One of the most annoying things for responsible dog owners is owners that refuse to clean up after their dogs. It’s unsightly, it’s selfish and it gives dog owners a bad name. It also leads to dogs being banned from areas such as parks and beaches when, if the owners were responsible and cleaned up after their dogs, there would be no need for such draconian measures.
Only the other week I was walking along a beach in Prestatyn, North Wales, and a dog owner pretended not to notice as her dog fouled the beach behind her, before she walked on – refusing to clean it up. It’s people like her that are the reason dogs are getting banned from public place. Now a new scheme in West Yorkshire aims to educate the irresponsible dog owners to the plight of dog fouling, and to get them to clean up after their pets.
According to recent figures, dog mess is a bigger problem in the UK than we perhaps realise. There are roughly eight million dogs living in this country, and between them they manage to generate one million metric tonnes of dog mess every year. If you need to imagine the size of the potential problem, you could easily cover the pitch at Wembley Stadium 1,300 times.
As part of the scheme to inform dog owners of the problem and to get them to clean up after their dogs, a survey was conducted by Keep Britain Tidy. The survey showed that four in five dog owners for example were not aware that dog mess can be disposed of in a regular bin, rather than just the special bins provided for dog mess.
Phil Barton, the chief executive of Keep Britain Tidy, spoke about the issue of dog fouling:
“Dog fouling is the most offensive type of litter on our streets and is constantly rated as one of the most important issues blighting their local area by the public.”
85 councils in England and Wales have teamed up to combat dog fouling, and Calderdale Council is one of them. Together with other councils in West Yorkshire, Calderdale Council is heavily promoting the message of cleaning up after your dog. As part of the scheme, dog wardens will be dispatched onto the streets armed with poop scoops and waste bags in order to clean up the mess.
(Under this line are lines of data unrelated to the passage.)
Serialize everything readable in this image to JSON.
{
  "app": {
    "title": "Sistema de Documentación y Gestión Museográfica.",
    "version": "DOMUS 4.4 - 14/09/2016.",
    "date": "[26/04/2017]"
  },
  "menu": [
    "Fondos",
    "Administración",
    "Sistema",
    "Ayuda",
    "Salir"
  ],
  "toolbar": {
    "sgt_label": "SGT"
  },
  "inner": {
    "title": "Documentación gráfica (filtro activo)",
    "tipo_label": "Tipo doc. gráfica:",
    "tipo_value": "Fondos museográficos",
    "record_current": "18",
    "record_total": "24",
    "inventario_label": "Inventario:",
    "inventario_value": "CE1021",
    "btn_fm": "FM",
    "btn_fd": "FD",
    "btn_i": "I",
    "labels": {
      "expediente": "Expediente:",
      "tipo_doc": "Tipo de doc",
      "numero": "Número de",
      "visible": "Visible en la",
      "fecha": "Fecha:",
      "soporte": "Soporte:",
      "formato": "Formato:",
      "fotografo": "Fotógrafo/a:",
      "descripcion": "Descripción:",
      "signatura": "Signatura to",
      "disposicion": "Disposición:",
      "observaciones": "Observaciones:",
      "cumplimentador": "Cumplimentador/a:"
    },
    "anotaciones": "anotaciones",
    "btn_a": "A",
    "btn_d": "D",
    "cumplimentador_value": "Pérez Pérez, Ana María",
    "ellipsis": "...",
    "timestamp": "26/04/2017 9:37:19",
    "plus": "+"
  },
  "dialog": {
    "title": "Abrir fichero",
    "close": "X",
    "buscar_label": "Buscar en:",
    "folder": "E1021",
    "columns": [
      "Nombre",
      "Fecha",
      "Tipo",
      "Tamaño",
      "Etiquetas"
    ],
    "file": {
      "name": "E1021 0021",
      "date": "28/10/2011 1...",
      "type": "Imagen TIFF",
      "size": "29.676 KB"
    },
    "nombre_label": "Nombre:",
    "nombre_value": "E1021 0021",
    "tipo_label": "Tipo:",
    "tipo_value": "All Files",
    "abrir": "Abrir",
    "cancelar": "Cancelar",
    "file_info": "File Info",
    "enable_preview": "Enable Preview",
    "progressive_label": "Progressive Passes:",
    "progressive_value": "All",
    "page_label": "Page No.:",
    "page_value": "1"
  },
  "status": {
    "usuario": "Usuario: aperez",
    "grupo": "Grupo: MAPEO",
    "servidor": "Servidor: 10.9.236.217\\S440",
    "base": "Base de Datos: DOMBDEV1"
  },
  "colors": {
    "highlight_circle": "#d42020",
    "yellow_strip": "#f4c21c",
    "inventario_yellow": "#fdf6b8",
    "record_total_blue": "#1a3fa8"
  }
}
The hope is that as much as 25% of all dog mess on the streets can be reduced.
Barry Collins, a councillor with Calderdale Council, commented on the problem saying:
“The council received almost 5,000 complaints regarding dog fouling in the last financial year.”
“We recognise that it is a really important issue for Calderdale residents and we hope that this campaign will bring about some real changes.”